TASK INSTRUCTIONS >> Counting only lines below that hold "chevron", give the total alone.

◆ ◆ ◆

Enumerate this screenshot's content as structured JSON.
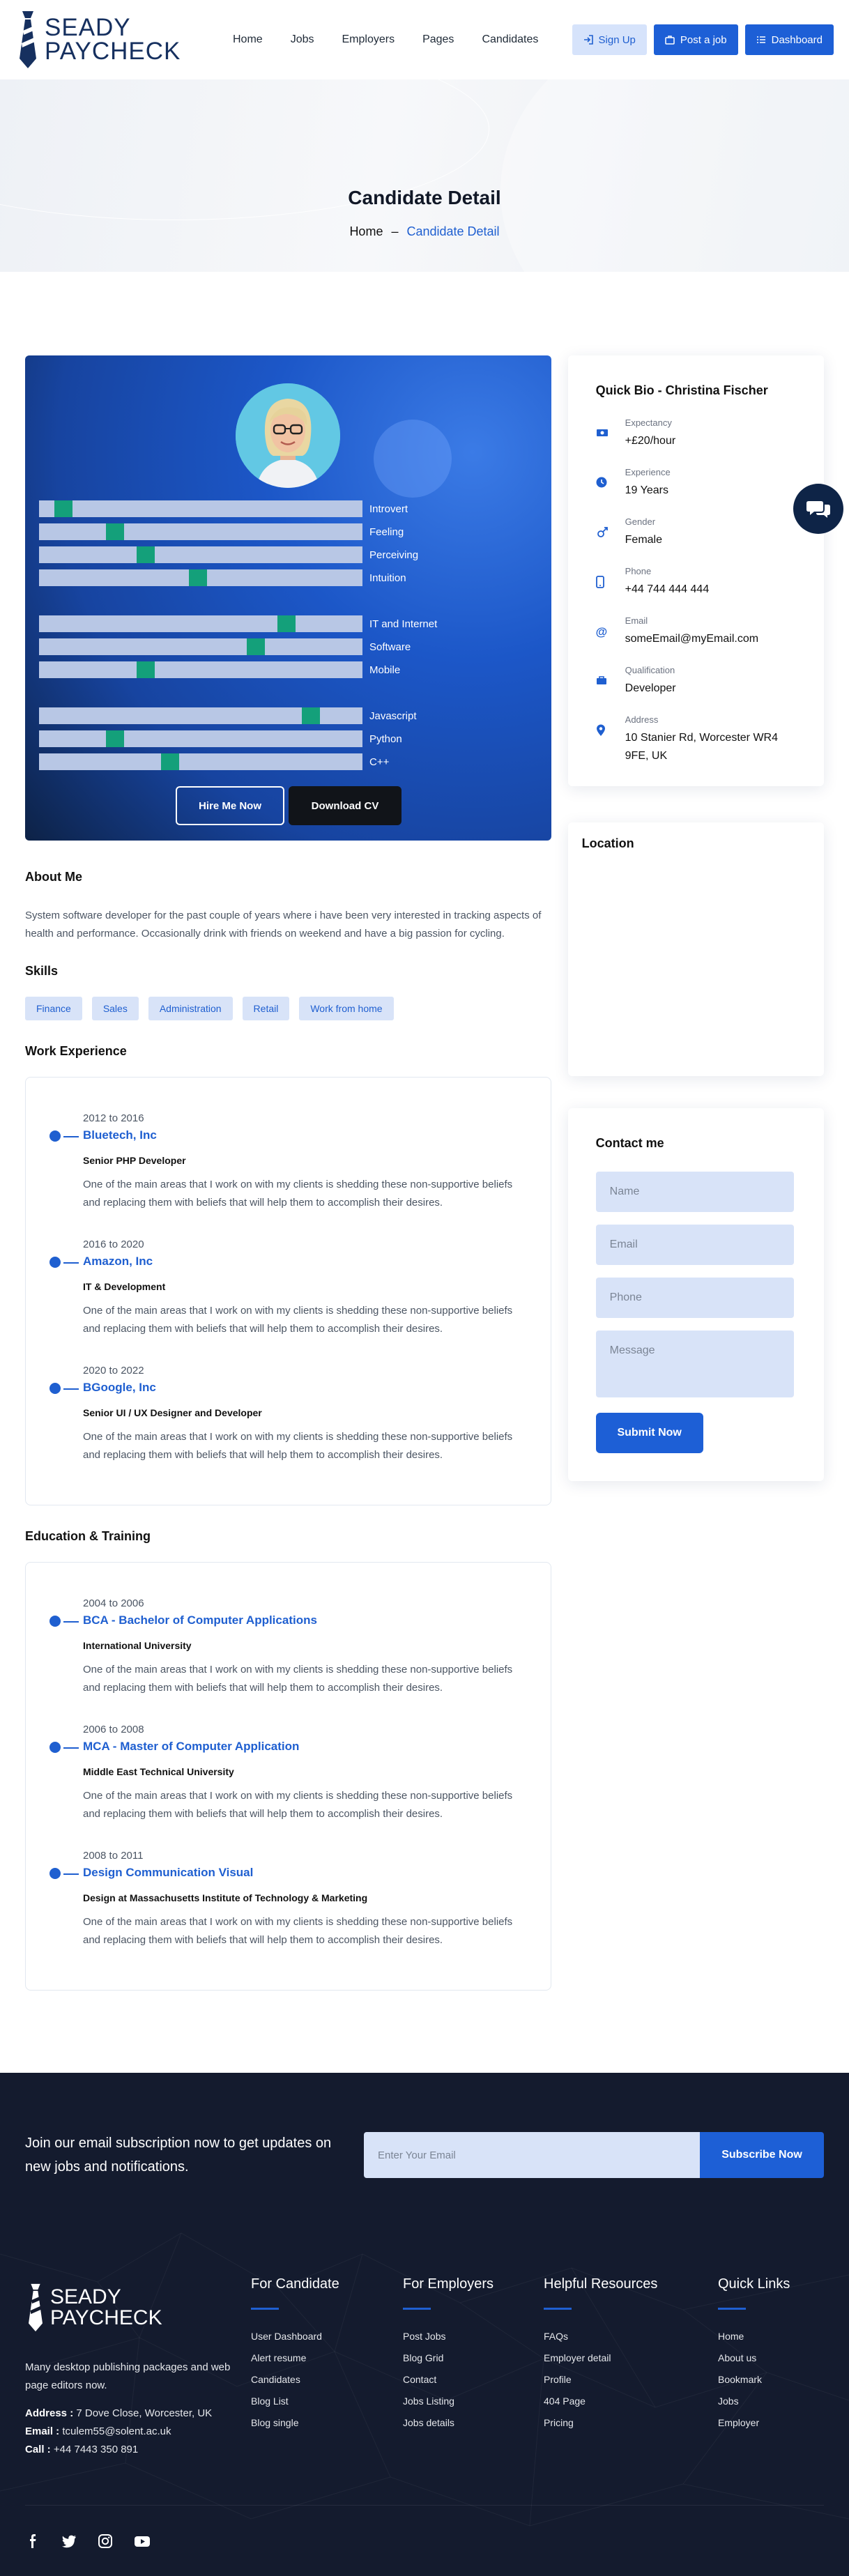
{
  "brand": {
    "logo_line1": "SEADY",
    "logo_line2": "PAYCHECK"
  },
  "nav": {
    "items": [
      "Home",
      "Jobs",
      "Employers",
      "Pages",
      "Candidates"
    ]
  },
  "header_actions": {
    "signup": "Sign Up",
    "post_job": "Post a job",
    "dashboard": "Dashboard"
  },
  "hero": {
    "title": "Candidate Detail",
    "crumb_home": "Home",
    "crumb_sep": "–",
    "crumb_current": "Candidate Detail"
  },
  "profile": {
    "bars": [
      {
        "label": "Introvert",
        "level": 0.05
      },
      {
        "label": "Feeling",
        "level": 0.22
      },
      {
        "label": "Perceiving",
        "level": 0.32
      },
      {
        "label": "Intuition",
        "level": 0.49
      },
      {
        "label": "IT and Internet",
        "level": 0.78
      },
      {
        "label": "Software",
        "level": 0.68
      },
      {
        "label": "Mobile",
        "level": 0.32
      },
      {
        "label": "Javascript",
        "level": 0.86
      },
      {
        "label": "Python",
        "level": 0.22
      },
      {
        "label": "C++",
        "level": 0.4
      }
    ],
    "hire_label": "Hire Me Now",
    "cv_label": "Download CV"
  },
  "about": {
    "title": "About Me",
    "text": "System software developer for the past couple of years where i have been very interested in tracking aspects of health and performance. Occasionally drink with friends on weekend and have a big passion for cycling."
  },
  "skills": {
    "title": "Skills",
    "items": [
      "Finance",
      "Sales",
      "Administration",
      "Retail",
      "Work from home"
    ]
  },
  "experience": {
    "title": "Work Experience",
    "items": [
      {
        "date": "2012 to 2016",
        "title": "Bluetech, Inc",
        "sub": "Senior PHP Developer",
        "desc": "One of the main areas that I work on with my clients is shedding these non-supportive beliefs and replacing them with beliefs that will help them to accomplish their desires."
      },
      {
        "date": "2016 to 2020",
        "title": "Amazon, Inc",
        "sub": "IT & Development",
        "desc": "One of the main areas that I work on with my clients is shedding these non-supportive beliefs and replacing them with beliefs that will help them to accomplish their desires."
      },
      {
        "date": "2020 to 2022",
        "title": "BGoogle, Inc",
        "sub": "Senior UI / UX Designer and Developer",
        "desc": "One of the main areas that I work on with my clients is shedding these non-supportive beliefs and replacing them with beliefs that will help them to accomplish their desires."
      }
    ]
  },
  "education": {
    "title": "Education & Training",
    "items": [
      {
        "date": "2004 to 2006",
        "title": "BCA - Bachelor of Computer Applications",
        "sub": "International University",
        "desc": "One of the main areas that I work on with my clients is shedding these non-supportive beliefs and replacing them with beliefs that will help them to accomplish their desires."
      },
      {
        "date": "2006 to 2008",
        "title": "MCA - Master of Computer Application",
        "sub": "Middle East Technical University",
        "desc": "One of the main areas that I work on with my clients is shedding these non-supportive beliefs and replacing them with beliefs that will help them to accomplish their desires."
      },
      {
        "date": "2008 to 2011",
        "title": "Design Communication Visual",
        "sub": "Design at Massachusetts Institute of Technology & Marketing",
        "desc": "One of the main areas that I work on with my clients is shedding these non-supportive beliefs and replacing them with beliefs that will help them to accomplish their desires."
      }
    ]
  },
  "bio": {
    "title": "Quick Bio - Christina Fischer",
    "items": [
      {
        "icon": "money-icon",
        "label": "Expectancy",
        "value": "+£20/hour"
      },
      {
        "icon": "clock-icon",
        "label": "Experience",
        "value": "19 Years"
      },
      {
        "icon": "gender-icon",
        "label": "Gender",
        "value": "Female"
      },
      {
        "icon": "phone-icon",
        "label": "Phone",
        "value": "+44 744 444 444"
      },
      {
        "icon": "at-icon",
        "label": "Email",
        "value": "someEmail@myEmail.com"
      },
      {
        "icon": "briefcase-icon",
        "label": "Qualification",
        "value": "Developer"
      },
      {
        "icon": "map-pin-icon",
        "label": "Address",
        "value": "10 Stanier Rd, Worcester WR4 9FE, UK"
      }
    ]
  },
  "location": {
    "title": "Location"
  },
  "contact": {
    "title": "Contact me",
    "name_placeholder": "Name",
    "email_placeholder": "Email",
    "phone_placeholder": "Phone",
    "message_placeholder": "Message",
    "submit": "Submit Now"
  },
  "newsletter": {
    "text": "Join our email subscription now to get updates on new jobs and notifications.",
    "placeholder": "Enter Your Email",
    "button": "Subscribe Now"
  },
  "footer": {
    "desc": "Many desktop publishing packages and web page editors now.",
    "address_label": "Address :",
    "address": "7 Dove Close, Worcester, UK",
    "email_label": "Email :",
    "email": "tculem55@solent.ac.uk",
    "call_label": "Call :",
    "call": "+44 7443 350 891",
    "cols": [
      {
        "title": "For Candidate",
        "links": [
          "User Dashboard",
          "Alert resume",
          "Candidates",
          "Blog List",
          "Blog single"
        ]
      },
      {
        "title": "For Employers",
        "links": [
          "Post Jobs",
          "Blog Grid",
          "Contact",
          "Jobs Listing",
          "Jobs details"
        ]
      },
      {
        "title": "Helpful Resources",
        "links": [
          "FAQs",
          "Employer detail",
          "Profile",
          "404 Page",
          "Pricing"
        ]
      },
      {
        "title": "Quick Links",
        "links": [
          "Home",
          "About us",
          "Bookmark",
          "Jobs",
          "Employer"
        ]
      }
    ],
    "social": [
      "facebook-icon",
      "twitter-icon",
      "instagram-icon",
      "youtube-icon"
    ]
  },
  "colors": {
    "primary": "#1d5fd6",
    "footer_bg": "#141b2e",
    "bar_mark": "#14a07a",
    "light_fill": "#d8e3f8"
  }
}
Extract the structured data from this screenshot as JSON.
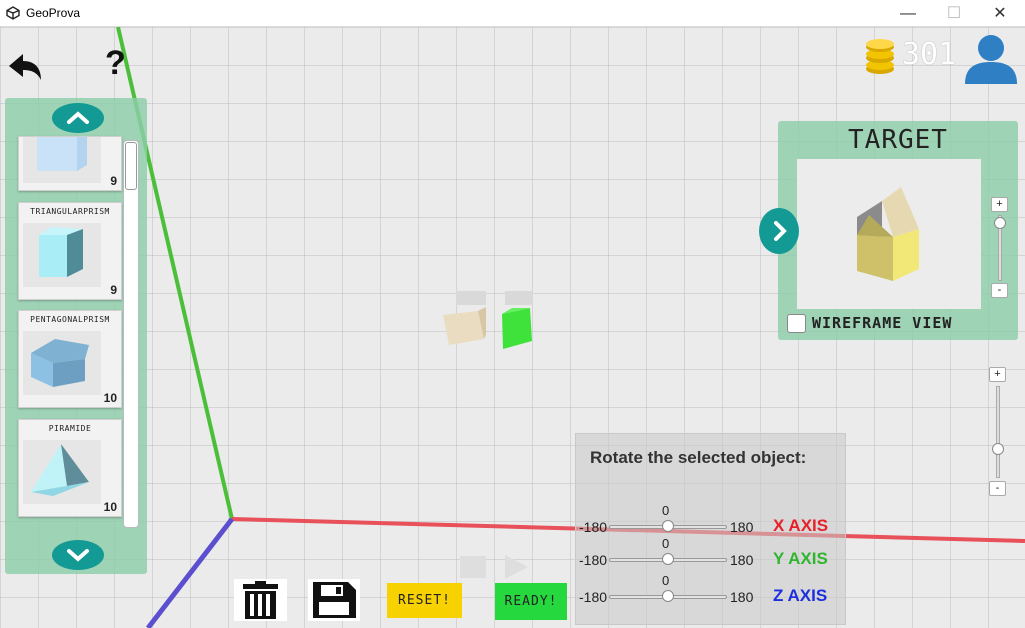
{
  "window": {
    "title": "GeoProva",
    "icon": "unity-icon",
    "minimize": "—",
    "maximize": "☐",
    "close": "✕"
  },
  "top_bar": {
    "back_icon": "back-arrow-icon",
    "help_label": "?",
    "coins": "301",
    "coin_icon": "coin-stack-icon",
    "profile_icon": "user-icon"
  },
  "shape_list": {
    "up_icon": "chevron-up-icon",
    "down_icon": "chevron-down-icon",
    "items": [
      {
        "name": "",
        "count": "9",
        "icon": "cube-icon"
      },
      {
        "name": "TRIANGULARPRISM",
        "count": "9",
        "icon": "triangular-prism-icon"
      },
      {
        "name": "PENTAGONALPRISM",
        "count": "10",
        "icon": "pentagonal-prism-icon"
      },
      {
        "name": "PIRAMIDE",
        "count": "10",
        "icon": "pyramid-icon"
      }
    ]
  },
  "target": {
    "title": "TARGET",
    "next_icon": "chevron-right-icon",
    "zoom_in": "+",
    "zoom_out": "-",
    "wireframe_label": "WIREFRAME VIEW",
    "wireframe_checked": false
  },
  "camera_zoom": {
    "zoom_in": "+",
    "zoom_out": "-"
  },
  "rotation": {
    "title": "Rotate the selected object:",
    "axes": [
      {
        "label": "X AXIS",
        "min": "-180",
        "max": "180",
        "value": "0",
        "color": "#e8202a"
      },
      {
        "label": "Y AXIS",
        "min": "-180",
        "max": "180",
        "value": "0",
        "color": "#2fb52f"
      },
      {
        "label": "Z AXIS",
        "min": "-180",
        "max": "180",
        "value": "0",
        "color": "#1c2ee0"
      }
    ]
  },
  "toolbar": {
    "delete_icon": "trash-icon",
    "save_icon": "floppy-disk-icon",
    "reset_label": "RESET!",
    "ready_label": "READY!"
  },
  "colors": {
    "panel": "#8ecdaa",
    "accent_teal": "#139a94",
    "reset_bg": "#f8d200",
    "ready_bg": "#25d83e",
    "axis_x": "#e8505a",
    "axis_y": "#4cbf3a",
    "axis_z": "#5b4fcf"
  }
}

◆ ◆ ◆

OUTPUT OF THE EXERCISE >> 3